Online classes are just as — if not more — taxing as face-to-face classes. You have to face the screen for hours on end, and you don’t have the privilege of quickly asking questions. Instead of the quick and casual conversations in the class, everything is now structured; wait for your turn, keep your mic on mute, and send a private message for questions. Plus, there’s no more room for the fun class banter.
It’s hard to stay productive, as well. You have a lot of distractions. You can discreetly check the Twitter notifications on your phone or open another tab to read up on Grammy winner predictions. On top of all that, Zoom fatigue is real, and sometimes you just can’t be bothered to fire up your laptop and get things done.
So, to avoid falling into the trap of procrastination, here are a few ways you can stay productive during your online semester.
Create a Study Space
Having a study space increases your motivation to do things. When you used to attend classes, your brain is hard-wired to compartmentalize study and rest. When you are in school, surrounded by students, books, and boards, your brain readies itself for information and thinking. But when you are at home, surrounded by your bed, cozy couches, and snacks, your brain lets go and relaxes.
If you do not create a clear line between the space for rest and the space for studying at home, your brain just automatically thinks that it is always leisure time.
So pull up Pinterest boards of study spaces and create your own school nook. Choose an area of the house with a high-speed Internet connection and bright light. Natural light is advisable, but you can always buy lamps. Invest in a comfortable chair and table—this is the most underrated part of the home office. An ergonomic chair and table make sure there are no back pains to distract you as you do your homework.
When you have a lot of requirements for your senior high school classes, it’s tempting to multitask. You’ll say that you’ll table this math homework because it’s just too hard, and start an essay for your social science class. However, you’re setting yourself up for failure. Studies show that multitasking can actually decrease your productivity, so it’s much better to finish one task before starting another.
Focus on one assignment at a time, whether that’s sending your professor an email, reading the designated chapters for your literature class, or finishing your art project. Isn’t it much better to get things out of the way and dedicate your full attention to each task?
Online classes open the floodgates to many distractions because, unlike in-person classes, there’s no one to tell you to focus. You can easily be distracted by news of your favorite artist dropping a surprise album or give in to gossip with your classmates.
If you’re easily distracted, try the Pomodoro method. This time management technique divides work into 25-minute intervals with a 5-minute break in between. During the 25-minute work session, you’re not allowed to check your phone, get snacks, nothing—you are forced to focus on the task at hand.
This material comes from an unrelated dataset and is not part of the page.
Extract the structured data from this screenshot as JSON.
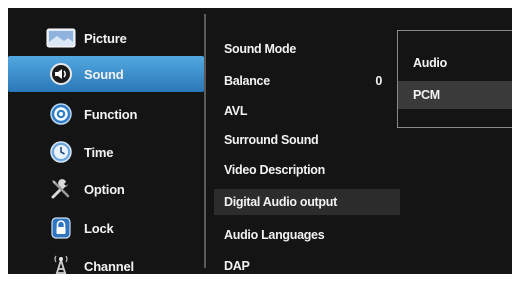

Before you know it, you’re done with your assignment! The Pomodoro works wonders for a student with a lot of requirements. Fun fact: it was devised by a student like you.
Last but not least, reward yourself for your hard work. This gives you something to look forward to after the job is done and keeps burnout at bay. Online classes are taking a toll on everyone, so a little indulgence now and then will do you a lot of good.